Website and app data records

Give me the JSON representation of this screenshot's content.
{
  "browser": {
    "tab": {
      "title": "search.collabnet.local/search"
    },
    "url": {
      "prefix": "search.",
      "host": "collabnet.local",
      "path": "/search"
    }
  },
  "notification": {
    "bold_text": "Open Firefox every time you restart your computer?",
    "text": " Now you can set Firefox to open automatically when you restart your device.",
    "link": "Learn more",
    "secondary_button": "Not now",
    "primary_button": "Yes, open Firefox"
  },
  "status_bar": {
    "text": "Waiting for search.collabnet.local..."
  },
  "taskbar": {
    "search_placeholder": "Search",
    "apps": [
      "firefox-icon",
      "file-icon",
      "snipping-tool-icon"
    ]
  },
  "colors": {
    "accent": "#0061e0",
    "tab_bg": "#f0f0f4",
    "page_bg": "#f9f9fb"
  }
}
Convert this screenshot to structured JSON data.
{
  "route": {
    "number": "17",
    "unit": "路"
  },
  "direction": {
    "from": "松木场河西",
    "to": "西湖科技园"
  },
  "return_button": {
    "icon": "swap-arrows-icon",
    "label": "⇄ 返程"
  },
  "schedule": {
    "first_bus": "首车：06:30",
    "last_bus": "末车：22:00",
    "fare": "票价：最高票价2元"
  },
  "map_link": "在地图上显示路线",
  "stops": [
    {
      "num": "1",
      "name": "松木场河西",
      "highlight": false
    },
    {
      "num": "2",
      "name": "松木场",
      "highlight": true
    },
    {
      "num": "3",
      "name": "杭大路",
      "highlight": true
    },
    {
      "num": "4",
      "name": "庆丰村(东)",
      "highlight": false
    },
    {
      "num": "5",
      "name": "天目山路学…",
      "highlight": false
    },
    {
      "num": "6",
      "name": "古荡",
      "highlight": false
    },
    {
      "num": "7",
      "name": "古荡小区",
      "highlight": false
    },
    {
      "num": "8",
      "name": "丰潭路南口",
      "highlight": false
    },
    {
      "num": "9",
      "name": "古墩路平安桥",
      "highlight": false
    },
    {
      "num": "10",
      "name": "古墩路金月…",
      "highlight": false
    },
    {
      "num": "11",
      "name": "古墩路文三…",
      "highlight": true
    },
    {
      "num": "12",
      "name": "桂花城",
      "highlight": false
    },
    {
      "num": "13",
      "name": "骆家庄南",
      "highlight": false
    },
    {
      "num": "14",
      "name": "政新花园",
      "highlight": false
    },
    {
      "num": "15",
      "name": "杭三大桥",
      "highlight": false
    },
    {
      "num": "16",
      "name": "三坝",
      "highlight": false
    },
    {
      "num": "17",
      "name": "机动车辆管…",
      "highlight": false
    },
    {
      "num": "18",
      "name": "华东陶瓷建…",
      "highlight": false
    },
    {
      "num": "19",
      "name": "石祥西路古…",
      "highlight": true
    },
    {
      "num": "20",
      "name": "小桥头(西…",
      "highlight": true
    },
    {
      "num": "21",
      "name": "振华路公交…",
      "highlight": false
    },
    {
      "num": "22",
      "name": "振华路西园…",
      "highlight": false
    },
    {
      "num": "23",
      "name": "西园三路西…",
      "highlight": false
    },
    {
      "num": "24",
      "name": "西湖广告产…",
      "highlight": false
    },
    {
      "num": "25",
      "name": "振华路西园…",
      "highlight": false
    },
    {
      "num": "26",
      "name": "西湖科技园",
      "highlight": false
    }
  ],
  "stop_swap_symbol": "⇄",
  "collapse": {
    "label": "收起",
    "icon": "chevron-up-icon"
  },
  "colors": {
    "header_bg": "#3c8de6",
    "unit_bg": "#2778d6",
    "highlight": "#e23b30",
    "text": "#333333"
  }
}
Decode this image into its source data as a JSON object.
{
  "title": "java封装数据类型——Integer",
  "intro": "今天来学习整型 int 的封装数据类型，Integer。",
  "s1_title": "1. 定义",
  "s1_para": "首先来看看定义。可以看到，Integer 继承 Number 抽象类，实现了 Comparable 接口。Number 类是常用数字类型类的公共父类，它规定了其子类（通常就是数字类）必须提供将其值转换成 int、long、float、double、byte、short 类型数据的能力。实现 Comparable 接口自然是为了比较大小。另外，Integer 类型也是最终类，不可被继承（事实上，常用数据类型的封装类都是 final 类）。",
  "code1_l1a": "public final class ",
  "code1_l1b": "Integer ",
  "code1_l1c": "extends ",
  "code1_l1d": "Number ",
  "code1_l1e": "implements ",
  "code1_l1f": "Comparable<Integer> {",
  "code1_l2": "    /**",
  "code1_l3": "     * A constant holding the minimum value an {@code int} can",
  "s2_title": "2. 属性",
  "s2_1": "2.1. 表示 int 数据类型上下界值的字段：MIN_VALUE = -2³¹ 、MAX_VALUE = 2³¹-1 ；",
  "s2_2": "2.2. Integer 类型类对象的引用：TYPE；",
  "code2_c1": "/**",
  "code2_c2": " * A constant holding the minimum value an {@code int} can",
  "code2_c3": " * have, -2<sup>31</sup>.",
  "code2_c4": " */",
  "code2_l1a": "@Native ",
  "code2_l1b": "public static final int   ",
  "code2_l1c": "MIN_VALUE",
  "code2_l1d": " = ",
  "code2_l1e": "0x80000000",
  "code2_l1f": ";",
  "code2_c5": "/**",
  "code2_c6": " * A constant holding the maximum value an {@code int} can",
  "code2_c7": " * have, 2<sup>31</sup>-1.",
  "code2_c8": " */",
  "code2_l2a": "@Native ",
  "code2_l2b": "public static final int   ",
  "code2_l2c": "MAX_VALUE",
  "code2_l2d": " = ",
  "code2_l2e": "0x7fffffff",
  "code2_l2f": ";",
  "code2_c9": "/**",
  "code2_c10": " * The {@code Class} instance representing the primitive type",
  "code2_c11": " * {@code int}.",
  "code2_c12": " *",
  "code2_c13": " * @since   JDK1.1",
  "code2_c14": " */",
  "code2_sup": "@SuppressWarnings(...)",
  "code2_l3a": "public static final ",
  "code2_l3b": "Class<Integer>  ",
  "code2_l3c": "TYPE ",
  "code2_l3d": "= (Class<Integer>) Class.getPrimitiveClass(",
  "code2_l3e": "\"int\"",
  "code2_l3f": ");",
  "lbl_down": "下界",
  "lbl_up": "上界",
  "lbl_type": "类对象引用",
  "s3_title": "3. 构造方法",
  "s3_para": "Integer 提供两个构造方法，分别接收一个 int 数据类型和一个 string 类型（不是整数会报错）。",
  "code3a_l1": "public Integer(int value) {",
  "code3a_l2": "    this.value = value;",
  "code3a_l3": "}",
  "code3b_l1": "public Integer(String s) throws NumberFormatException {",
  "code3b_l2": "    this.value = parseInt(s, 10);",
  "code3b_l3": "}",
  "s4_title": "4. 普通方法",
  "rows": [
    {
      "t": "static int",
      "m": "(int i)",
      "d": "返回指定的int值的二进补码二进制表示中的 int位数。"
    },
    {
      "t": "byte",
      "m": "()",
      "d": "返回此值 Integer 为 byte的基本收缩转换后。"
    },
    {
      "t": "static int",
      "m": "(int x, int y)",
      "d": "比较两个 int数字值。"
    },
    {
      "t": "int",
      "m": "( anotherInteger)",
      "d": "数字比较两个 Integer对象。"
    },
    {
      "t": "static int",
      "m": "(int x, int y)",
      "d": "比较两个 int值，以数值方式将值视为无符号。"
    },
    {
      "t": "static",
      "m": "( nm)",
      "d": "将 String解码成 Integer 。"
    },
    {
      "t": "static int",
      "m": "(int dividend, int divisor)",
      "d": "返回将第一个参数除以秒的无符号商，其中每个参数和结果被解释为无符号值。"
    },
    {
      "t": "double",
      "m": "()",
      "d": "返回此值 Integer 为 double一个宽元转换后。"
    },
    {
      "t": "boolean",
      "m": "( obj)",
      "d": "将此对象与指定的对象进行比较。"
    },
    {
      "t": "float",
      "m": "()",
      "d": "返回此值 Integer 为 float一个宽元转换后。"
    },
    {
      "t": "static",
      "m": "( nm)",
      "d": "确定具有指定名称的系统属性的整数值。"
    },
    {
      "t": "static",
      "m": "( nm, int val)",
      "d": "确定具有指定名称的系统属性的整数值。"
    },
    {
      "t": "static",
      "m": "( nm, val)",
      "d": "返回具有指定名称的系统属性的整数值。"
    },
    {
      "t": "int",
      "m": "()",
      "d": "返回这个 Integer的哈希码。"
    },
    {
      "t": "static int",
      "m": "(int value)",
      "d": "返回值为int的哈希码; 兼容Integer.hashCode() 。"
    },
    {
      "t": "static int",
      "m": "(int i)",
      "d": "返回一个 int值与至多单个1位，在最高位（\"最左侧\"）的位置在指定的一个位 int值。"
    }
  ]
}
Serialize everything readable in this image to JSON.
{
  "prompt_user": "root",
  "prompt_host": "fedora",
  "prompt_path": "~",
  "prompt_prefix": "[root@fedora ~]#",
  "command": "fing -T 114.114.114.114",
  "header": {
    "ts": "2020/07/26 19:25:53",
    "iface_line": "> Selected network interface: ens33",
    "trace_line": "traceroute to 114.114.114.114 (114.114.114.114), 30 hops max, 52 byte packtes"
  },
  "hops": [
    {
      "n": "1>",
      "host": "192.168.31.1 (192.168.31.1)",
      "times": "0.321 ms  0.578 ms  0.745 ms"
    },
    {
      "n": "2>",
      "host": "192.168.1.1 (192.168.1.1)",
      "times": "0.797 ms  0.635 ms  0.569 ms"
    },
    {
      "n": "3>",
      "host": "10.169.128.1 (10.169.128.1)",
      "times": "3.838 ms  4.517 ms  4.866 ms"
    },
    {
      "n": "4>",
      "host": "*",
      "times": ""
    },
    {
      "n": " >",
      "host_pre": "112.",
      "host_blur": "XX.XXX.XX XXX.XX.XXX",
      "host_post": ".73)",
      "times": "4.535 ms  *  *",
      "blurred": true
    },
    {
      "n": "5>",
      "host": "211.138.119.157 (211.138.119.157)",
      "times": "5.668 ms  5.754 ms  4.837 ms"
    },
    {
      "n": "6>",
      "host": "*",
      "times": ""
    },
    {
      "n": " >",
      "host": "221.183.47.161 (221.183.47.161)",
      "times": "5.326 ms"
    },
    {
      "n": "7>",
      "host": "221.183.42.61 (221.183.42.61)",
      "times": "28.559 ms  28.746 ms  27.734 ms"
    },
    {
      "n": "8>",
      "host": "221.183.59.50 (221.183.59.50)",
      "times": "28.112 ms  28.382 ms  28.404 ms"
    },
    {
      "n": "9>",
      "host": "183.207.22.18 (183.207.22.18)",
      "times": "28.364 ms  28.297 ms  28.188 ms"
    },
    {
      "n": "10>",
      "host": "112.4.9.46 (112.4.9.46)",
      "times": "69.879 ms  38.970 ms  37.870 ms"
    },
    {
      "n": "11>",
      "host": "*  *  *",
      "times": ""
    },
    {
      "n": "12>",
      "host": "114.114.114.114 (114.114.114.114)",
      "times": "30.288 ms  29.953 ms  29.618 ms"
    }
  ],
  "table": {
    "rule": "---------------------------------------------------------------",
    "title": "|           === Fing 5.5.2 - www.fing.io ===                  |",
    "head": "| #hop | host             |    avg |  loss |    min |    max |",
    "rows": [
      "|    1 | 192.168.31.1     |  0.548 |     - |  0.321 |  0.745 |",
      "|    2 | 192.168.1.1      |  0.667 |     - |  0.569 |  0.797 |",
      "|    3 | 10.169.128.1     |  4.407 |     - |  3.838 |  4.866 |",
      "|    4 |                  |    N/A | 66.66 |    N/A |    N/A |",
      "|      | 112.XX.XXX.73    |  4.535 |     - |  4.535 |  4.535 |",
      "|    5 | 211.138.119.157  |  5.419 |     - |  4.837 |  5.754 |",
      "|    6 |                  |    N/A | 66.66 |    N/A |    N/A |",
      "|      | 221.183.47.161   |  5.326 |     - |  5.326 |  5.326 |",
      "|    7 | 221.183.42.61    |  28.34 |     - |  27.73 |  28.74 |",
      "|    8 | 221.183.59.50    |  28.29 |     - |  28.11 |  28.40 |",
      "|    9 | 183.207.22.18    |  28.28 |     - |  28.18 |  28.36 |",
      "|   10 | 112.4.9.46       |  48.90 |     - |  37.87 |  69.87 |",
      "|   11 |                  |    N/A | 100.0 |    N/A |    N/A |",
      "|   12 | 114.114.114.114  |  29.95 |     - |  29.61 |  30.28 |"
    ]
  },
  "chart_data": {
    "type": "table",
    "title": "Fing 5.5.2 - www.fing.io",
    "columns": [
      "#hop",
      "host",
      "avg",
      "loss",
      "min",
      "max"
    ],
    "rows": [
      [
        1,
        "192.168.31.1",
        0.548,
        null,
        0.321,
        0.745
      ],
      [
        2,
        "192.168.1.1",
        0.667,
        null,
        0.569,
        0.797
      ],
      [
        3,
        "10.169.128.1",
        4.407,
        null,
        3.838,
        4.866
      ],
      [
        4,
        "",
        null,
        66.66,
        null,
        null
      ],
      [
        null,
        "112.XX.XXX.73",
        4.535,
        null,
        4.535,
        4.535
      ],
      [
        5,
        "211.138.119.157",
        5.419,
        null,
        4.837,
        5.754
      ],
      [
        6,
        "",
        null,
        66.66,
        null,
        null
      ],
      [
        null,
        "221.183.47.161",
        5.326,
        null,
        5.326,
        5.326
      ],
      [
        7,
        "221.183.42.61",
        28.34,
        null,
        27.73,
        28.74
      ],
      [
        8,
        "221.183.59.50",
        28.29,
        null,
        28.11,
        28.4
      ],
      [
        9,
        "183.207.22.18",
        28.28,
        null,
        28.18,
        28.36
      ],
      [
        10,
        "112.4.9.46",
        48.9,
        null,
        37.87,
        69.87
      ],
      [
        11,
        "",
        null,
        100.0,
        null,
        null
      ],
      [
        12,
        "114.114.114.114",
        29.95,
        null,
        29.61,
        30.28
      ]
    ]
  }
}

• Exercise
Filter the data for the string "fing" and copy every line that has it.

• Result
  "command": "fing -T 114.114.114.114",
    "title": "|           === Fing 5.5.2 - www.fing.io ===                  |",
    "title": "Fing 5.5.2 - www.fing.io",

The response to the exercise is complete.